The light at the top of the door turned green, and there I was—walking through the door of a confessional for the first time in my life. Scenes from movies and books were all I had to go on, but I had clear expectations of what the confessional would look like. [Movies never show those awful rooms.  They always show the classic dark booth with a kneeler and a grate.] Instead, I saw a kneeler beneath a frosted glass partition (think shower door) under bright fluorescent lights, and a narrow walkway to the left. “Come on back,” said the confessor, [grrrr] and I thought, “Excuse me?”

On the other side of the partition there were two chairs around a wooden table with fake flowers and a box of Kleenex on it. It looked exactly like a therapist’s office. My nerves settled immediately. I had to remind myself this was supposed to be confession. Instead, I felt like I should be asking if they would bill my insurance.

Here’s why I don’t like it. [Do I hear an “Amen!”?]

I’m there to confess my sins, and the priest is there, standing in for God. Sitting down to chat with a priest like we’re talking over coffee doesn’t provide the proper gravitas. [Do I hear another “Amen!”?] It feels more like I’m betraying my husband to tell another man about my failures, while he holds out a box of tissue so I can dry my tears.
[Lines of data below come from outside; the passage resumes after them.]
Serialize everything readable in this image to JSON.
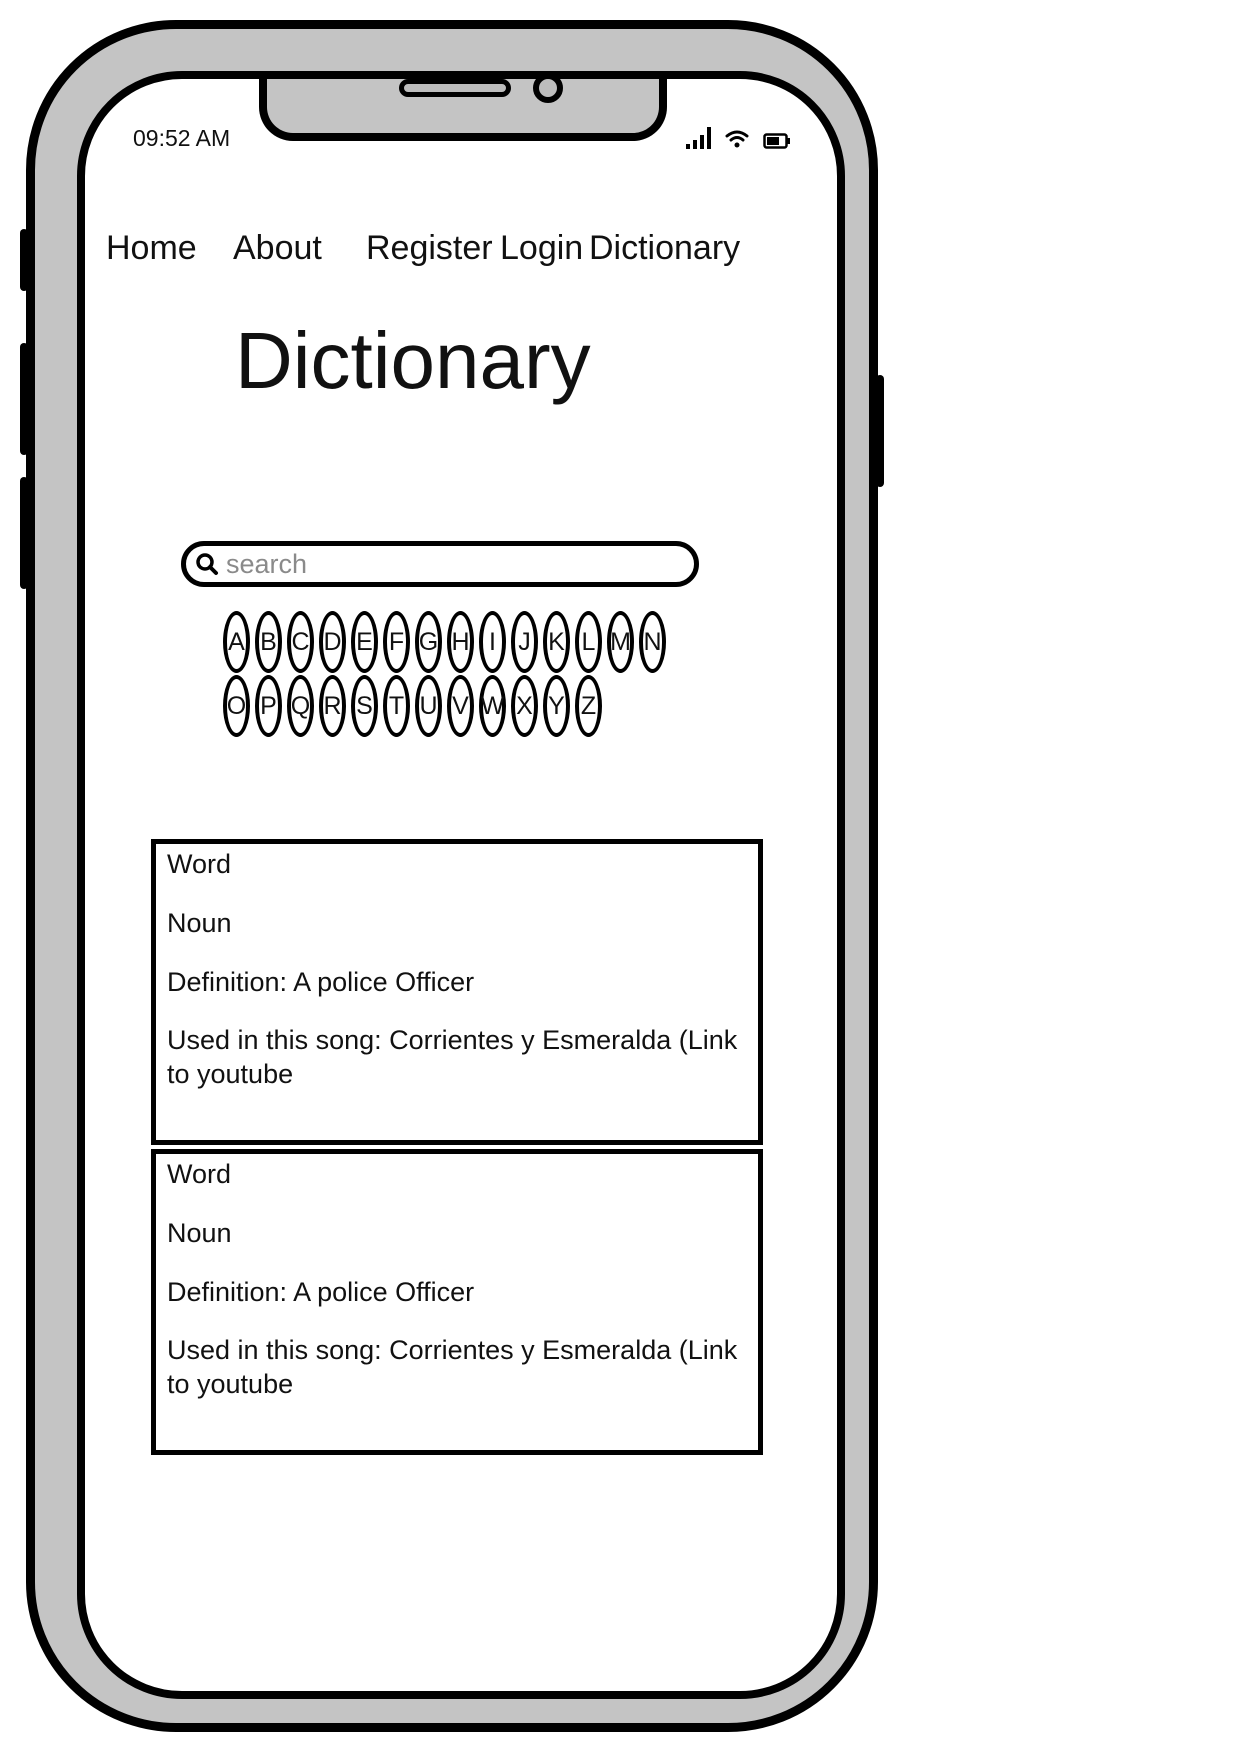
{
  "status": {
    "time": "09:52 AM"
  },
  "nav": {
    "items": [
      "Home",
      "About",
      "Register",
      "Login",
      "Dictionary"
    ]
  },
  "page": {
    "title": "Dictionary"
  },
  "search": {
    "placeholder": "search",
    "value": ""
  },
  "letters": {
    "row1": [
      "A",
      "B",
      "C",
      "D",
      "E",
      "F",
      "G",
      "H",
      "I",
      "J",
      "K",
      "L",
      "M",
      "N"
    ],
    "row2": [
      "O",
      "P",
      "Q",
      "R",
      "S",
      "T",
      "U",
      "V",
      "W",
      "X",
      "Y",
      "Z"
    ]
  },
  "entries": [
    {
      "word": "Word",
      "type": "Noun",
      "definition": "Definition: A police Officer",
      "song": "Used in this song: Corrientes y Esmeralda (Link to youtube"
    },
    {
      "word": "Word",
      "type": "Noun",
      "definition": "Definition: A police Officer",
      "song": "Used in this song: Corrientes y Esmeralda (Link to youtube"
    }
  ],
  "colors": {
    "frame": "#c4c4c4",
    "outline": "#000000",
    "screen": "#ffffff"
  }
}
Confession should be different—the only place where I am kneeling, head bowed, giving voice to my public and private sins. Speaking to a priest in the same manner that I would to my husband, my brother, or my landlord makes him seem more like “just a man.” Yet the priest is not a mere confidant but miraculously connected to Christ himself, who over 2,000 years ago “breathed on them; and said to them: Receive ye the Holy Ghost. Whose sins you shall forgive, they are forgiven them; and whose sins you shall retain, they are retained” (Jn 20:22-23).

The mystical nature of confession is lost under those fluorescent lights, with the Office Max chairs and fake roses. And so is our anonymity, which is a privilege in our culture.


She gets it.

Read the rest there.  Then examine your consciences and…


Posted in "How To..." - Practical Notes, GO TO CONFESSION | 36 Comments